▶ [ACTIVITY]
All of the records are to be reproduced exactly.

▶ [DATA EXTRACT]
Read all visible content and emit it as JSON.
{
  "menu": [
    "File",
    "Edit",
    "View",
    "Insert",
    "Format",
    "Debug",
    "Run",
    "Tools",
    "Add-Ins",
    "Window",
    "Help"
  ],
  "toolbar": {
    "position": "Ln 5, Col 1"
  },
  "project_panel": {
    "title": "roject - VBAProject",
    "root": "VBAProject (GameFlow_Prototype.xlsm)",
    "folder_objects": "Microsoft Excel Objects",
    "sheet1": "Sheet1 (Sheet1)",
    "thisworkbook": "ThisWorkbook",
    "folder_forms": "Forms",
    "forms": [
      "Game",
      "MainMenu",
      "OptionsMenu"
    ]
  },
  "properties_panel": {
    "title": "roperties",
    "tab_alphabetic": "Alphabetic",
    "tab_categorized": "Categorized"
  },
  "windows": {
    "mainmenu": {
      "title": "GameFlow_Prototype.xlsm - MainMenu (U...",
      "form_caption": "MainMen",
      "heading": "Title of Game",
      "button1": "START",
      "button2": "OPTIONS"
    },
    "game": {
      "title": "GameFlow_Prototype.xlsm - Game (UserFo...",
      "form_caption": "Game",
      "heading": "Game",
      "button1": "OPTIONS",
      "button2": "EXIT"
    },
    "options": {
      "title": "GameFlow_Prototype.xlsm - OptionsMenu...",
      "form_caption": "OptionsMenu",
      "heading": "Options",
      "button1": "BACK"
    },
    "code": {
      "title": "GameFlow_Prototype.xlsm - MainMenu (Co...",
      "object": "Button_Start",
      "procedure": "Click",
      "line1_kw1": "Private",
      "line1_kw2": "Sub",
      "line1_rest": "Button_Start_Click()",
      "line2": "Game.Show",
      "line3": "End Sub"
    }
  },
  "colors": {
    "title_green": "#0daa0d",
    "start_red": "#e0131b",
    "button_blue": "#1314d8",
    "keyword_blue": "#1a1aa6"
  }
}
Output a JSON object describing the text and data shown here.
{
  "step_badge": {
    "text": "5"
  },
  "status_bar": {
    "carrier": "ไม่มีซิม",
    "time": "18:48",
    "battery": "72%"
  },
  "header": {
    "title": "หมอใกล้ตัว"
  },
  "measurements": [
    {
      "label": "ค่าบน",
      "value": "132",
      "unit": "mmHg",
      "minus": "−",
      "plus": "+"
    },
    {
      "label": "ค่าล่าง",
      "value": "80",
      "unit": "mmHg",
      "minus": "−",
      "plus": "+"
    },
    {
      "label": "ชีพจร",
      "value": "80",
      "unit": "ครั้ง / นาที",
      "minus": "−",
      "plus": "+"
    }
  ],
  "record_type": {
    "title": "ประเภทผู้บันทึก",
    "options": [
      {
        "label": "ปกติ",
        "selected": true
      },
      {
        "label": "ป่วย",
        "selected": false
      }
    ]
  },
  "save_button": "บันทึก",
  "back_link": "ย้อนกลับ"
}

▶ [WRITTEN SOLUTION]
Read all visible content and emit it as JSON.
{
  "menu": [
    "File",
    "Edit",
    "View",
    "Insert",
    "Format",
    "Debug",
    "Run",
    "Tools",
    "Add-Ins",
    "Window",
    "Help"
  ],
  "toolbar": {
    "position": "Ln 5, Col 1"
  },
  "project_panel": {
    "title": "roject - VBAProject",
    "root": "VBAProject (GameFlow_Prototype.xlsm)",
    "folder_objects": "Microsoft Excel Objects",
    "sheet1": "Sheet1 (Sheet1)",
    "thisworkbook": "ThisWorkbook",
    "folder_forms": "Forms",
    "forms": [
      "Game",
      "MainMenu",
      "OptionsMenu"
    ]
  },
  "properties_panel": {
    "title": "roperties",
    "tab_alphabetic": "Alphabetic",
    "tab_categorized": "Categorized"
  },
  "windows": {
    "mainmenu": {
      "title": "GameFlow_Prototype.xlsm - MainMenu (U...",
      "form_caption": "MainMen",
      "heading": "Title of Game",
      "button1": "START",
      "button2": "OPTIONS"
    },
    "game": {
      "title": "GameFlow_Prototype.xlsm - Game (UserFo...",
      "form_caption": "Game",
      "heading": "Game",
      "button1": "OPTIONS",
      "button2": "EXIT"
    },
    "options": {
      "title": "GameFlow_Prototype.xlsm - OptionsMenu...",
      "form_caption": "OptionsMenu",
      "heading": "Options",
      "button1": "BACK"
    },
    "code": {
      "title": "GameFlow_Prototype.xlsm - MainMenu (Co...",
      "object": "Button_Start",
      "procedure": "Click",
      "line1_kw1": "Private",
      "line1_kw2": "Sub",
      "line1_rest": "Button_Start_Click()",
      "line2": "Game.Show",
      "line3": "End Sub"
    }
  },
  "colors": {
    "title_green": "#0daa0d",
    "start_red": "#e0131b",
    "button_blue": "#1314d8",
    "keyword_blue": "#1a1aa6"
  }
}
Output a JSON object describing the text and data shown here.
{
  "step_badge": {
    "text": "5"
  },
  "status_bar": {
    "carrier": "ไม่มีซิม",
    "time": "18:48",
    "battery": "72%"
  },
  "header": {
    "title": "หมอใกล้ตัว"
  },
  "measurements": [
    {
      "label": "ค่าบน",
      "value": "132",
      "unit": "mmHg",
      "minus": "−",
      "plus": "+"
    },
    {
      "label": "ค่าล่าง",
      "value": "80",
      "unit": "mmHg",
      "minus": "−",
      "plus": "+"
    },
    {
      "label": "ชีพจร",
      "value": "80",
      "unit": "ครั้ง / นาที",
      "minus": "−",
      "plus": "+"
    }
  ],
  "record_type": {
    "title": "ประเภทผู้บันทึก",
    "options": [
      {
        "label": "ปกติ",
        "selected": true
      },
      {
        "label": "ป่วย",
        "selected": false
      }
    ]
  },
  "save_button": "บันทึก",
  "back_link": "ย้อนกลับ"
}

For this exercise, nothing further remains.